A nice set of comments on current aging research are lined up at ScienceWeek for your reading pleasure. Richard Miller's points are interesting:
Is it safe to conclude that oxygen molecules are the true culprits in causing aging? Can we now turn our attention to the secondary questions of how they cause physiological decline in the superannuated? There are still some grounds for skepticism. The search for antioxidant drugs that slow aging and extend life span in mammals has produced much frustration and an absence of authentic anti-aging pills.
Mice can live reasonably long and healthy lives despite unusually high levels of oxidative damage ... Mutations that extend worm longevity also typically lead to, and perhaps act through, increased resistance to multiple forms of stress. Thus, it seems plausible that many age-retarding mutations may work by inducing cellular signaling pathways, still poorly defined, that augment defenses against a multitude of insults, including the oxidative ones.

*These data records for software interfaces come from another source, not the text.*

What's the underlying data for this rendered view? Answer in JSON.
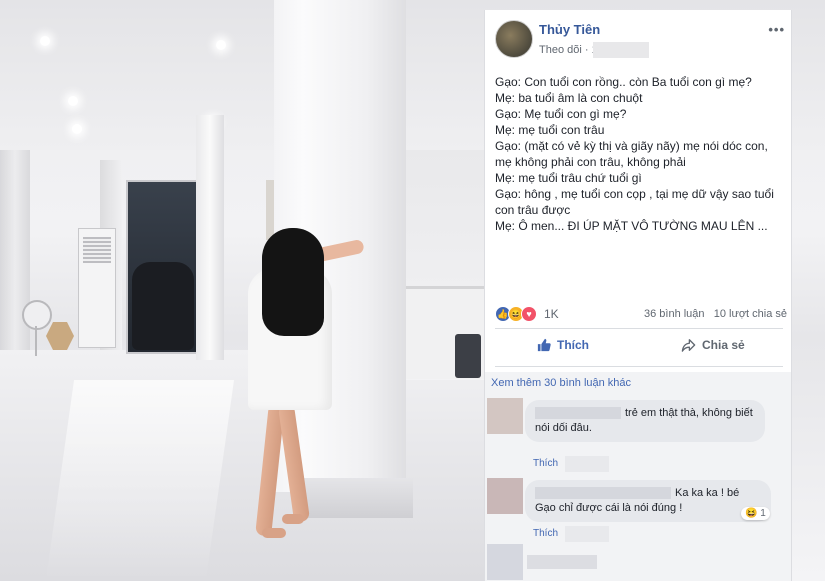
{
  "post": {
    "author": "Thủy Tiên",
    "meta": "Theo dõi · 1",
    "lines": [
      "Gạo: Con tuổi con rồng.. còn Ba tuổi con gì mẹ?",
      "Mẹ: ba tuổi âm là con chuột",
      "Gạo: Mẹ tuổi con gì mẹ?",
      "Mẹ: mẹ tuổi con trâu",
      "Gạo: (mặt có vẻ kỳ thị và giãy nãy) mẹ nói dóc con,",
      "mẹ không phải con trâu, không phải",
      "Mẹ: mẹ tuổi trâu chứ tuổi gì",
      "Gạo: hông , mẹ tuổi con cọp , tại mẹ dữ vậy sao tuổi",
      "con trâu được",
      "Mẹ: Ô men... ĐI ÚP MẶT VÔ TƯỜNG MAU LÊN ..."
    ]
  },
  "reactions": {
    "count": "1K",
    "comments": "36 bình luận",
    "shares": "10 lượt chia sẻ"
  },
  "actions": {
    "like": "Thích",
    "share": "Chia sẻ"
  },
  "comments": {
    "more": "Xem thêm 30 bình luận khác",
    "items": [
      {
        "text_line1": "trẻ em thật thà, không biết",
        "text_line2": "nói dối đâu.",
        "like": "Thích"
      },
      {
        "text_line1": "Ka ka ka ! bé",
        "text_line2": "Gạo chỉ được cái là nói đúng !",
        "like": "Thích",
        "reaction_count": "1"
      }
    ]
  },
  "colors": {
    "link": "#365899",
    "brand": "#4267b2"
  },
  "icons": [
    "more-icon",
    "like-icon",
    "share-icon",
    "haha-icon",
    "love-icon"
  ]
}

While it's true that scientists would seem to have nailed down all the major root causes of age-related damage, there is a way to go yet in understanding how genetic and biochemical changes influence aging. Yet our lack of knowledge regarding specific mechanisms doesn't have to hold us back from developing medical technologies capable of repairing the age-related damage we understand. You don't have to be a meterologist to fix the guttering after a rainstorm - or to build a better gutter that will withstand the next storm. So less conservatism and more research into real anti-aging therapies!